Formulation, Solvency, and Physical Properties

Authors : BOURREL Maurice


Maurice Bourre is a Research Scientist at Elf-Aquitaine in Artix, France. Author or coauthor of some 30 papers, he has studied surfactants, microemulsions, and enhanced oil recovery for many years.
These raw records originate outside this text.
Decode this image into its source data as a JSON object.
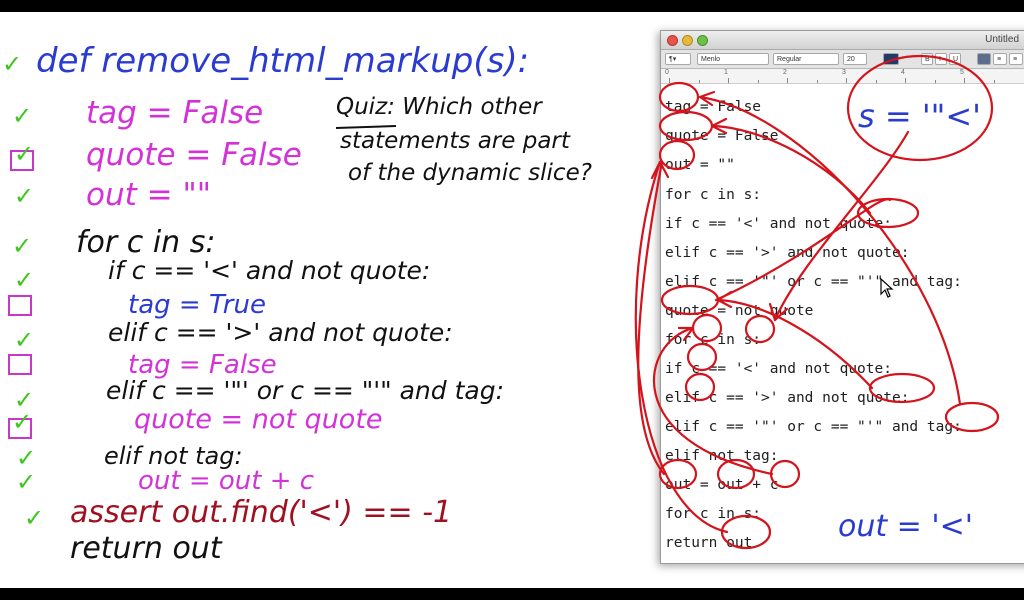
{
  "lecture": {
    "def_line": "def remove_html_markup(s):",
    "lines": [
      {
        "text": "tag = False",
        "name": "line-tag-false"
      },
      {
        "text": "quote = False",
        "name": "line-quote-false"
      },
      {
        "text": "out = \"\"",
        "name": "line-out-empty"
      },
      {
        "text": "for c in s:",
        "name": "line-for"
      },
      {
        "text": "if c == '<' and not quote:",
        "name": "line-if-lt"
      },
      {
        "text": "tag = True",
        "name": "line-tag-true"
      },
      {
        "text": "elif c == '>' and not quote:",
        "name": "line-elif-gt"
      },
      {
        "text": "tag = False",
        "name": "line-tag-false-2"
      },
      {
        "text": "elif c == '\"' or c == \"'\" and tag:",
        "name": "line-elif-quote"
      },
      {
        "text": "quote = not quote",
        "name": "line-quote-toggle"
      },
      {
        "text": "elif not tag:",
        "name": "line-elif-not-tag"
      },
      {
        "text": "out = out + c",
        "name": "line-out-append"
      },
      {
        "text": "assert out.find('<') == -1",
        "name": "line-assert"
      },
      {
        "text": "return out",
        "name": "line-return"
      }
    ],
    "quiz": [
      "Quiz: Which other",
      "statements are part",
      "of the dynamic slice?"
    ],
    "annotation_s": "s = '\"<'",
    "annotation_out": "out = '<'"
  },
  "editor": {
    "title": "Untitled",
    "font_name": "Menlo",
    "font_style": "Regular",
    "font_size": "20",
    "ruler_numbers": [
      "0",
      "1",
      "2",
      "3",
      "4",
      "5"
    ],
    "code_lines": [
      "tag = False",
      "quote = False",
      "out = \"\"",
      "for c in s:",
      "if c == '<' and not quote:",
      "elif c == '>' and not quote:",
      "elif c == '\"' or c == \"'\" and tag:",
      "quote = not quote",
      "for c in s:",
      "if c == '<' and not quote:",
      "elif c == '>' and not quote:",
      "elif c == '\"' or c == \"'\" and tag:",
      "elif not tag:",
      "out = out + c",
      "for c in s:",
      "return out"
    ]
  },
  "colors": {
    "ink_black": "#111111",
    "ink_blue": "#2a3bd0",
    "ink_magenta": "#d332d8",
    "ink_red": "#a01020",
    "check_green": "#3cc61e",
    "annotation_red": "#d4141c"
  }
}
Dr. Bourrel received the doctorate (1974) in physics from the University of Pau in France and the "Doctorat d’Etat" (1988) at the University of Bordeaux in France.



ISBN : 9782710809562
trade paperback      170 x 240 mm      420 pages
Publication date : September 2010

American buyersAmerican buyers

Beginning with P.A. Winsor’s fundamental hypothesis on a natural interfacial curvature depending on the values of the formulation variables, this unique book shows scientists how to understand the intrinsic structure of these complex systems and their corresponding physical properties... predict how a change in one formulation variable (surfactant structure, oil structure, aqueous phase composition, temperature, etc.) will modify the microemulsion... and systematically formulate microemulsions for individual applications.
This book provides a thermodynamic analysis supporting the existence of natural interfacial curvature... compares the behavior of commercial surfactant mixtures and pure isomeric surfactant molecules in order to point out differences and similarities highly significant for various uses... explains how micelles can evolve smoothly and continuously toward solutions containing large quantities of oil and water... gives procedures for fixing quantitative relationships among formulation variables... plus much more.
Illustrated with more than 200 diagrams, tables, and photographs, and completely referenced, this superb volume is essential reading for surfactant, colloid, and physical chemists in both academe and industry, as well as chemical engineers, biotechnologists, and petroleum engineers.

Contents :

1. The R-Ratio. 2. Aqueous solutions containing amphiphiles. 3. Nonpolar solutions containing amphiphiles. 4. The phase behavior and properties of solutions containing amphiphiles, organic liquids, and water: micellar solutions. 5. Methods for promoting phase changes. 6. Compensating changes between formulation variables. 7. Solubilization. 8. Thermodynamics of solubilized systems.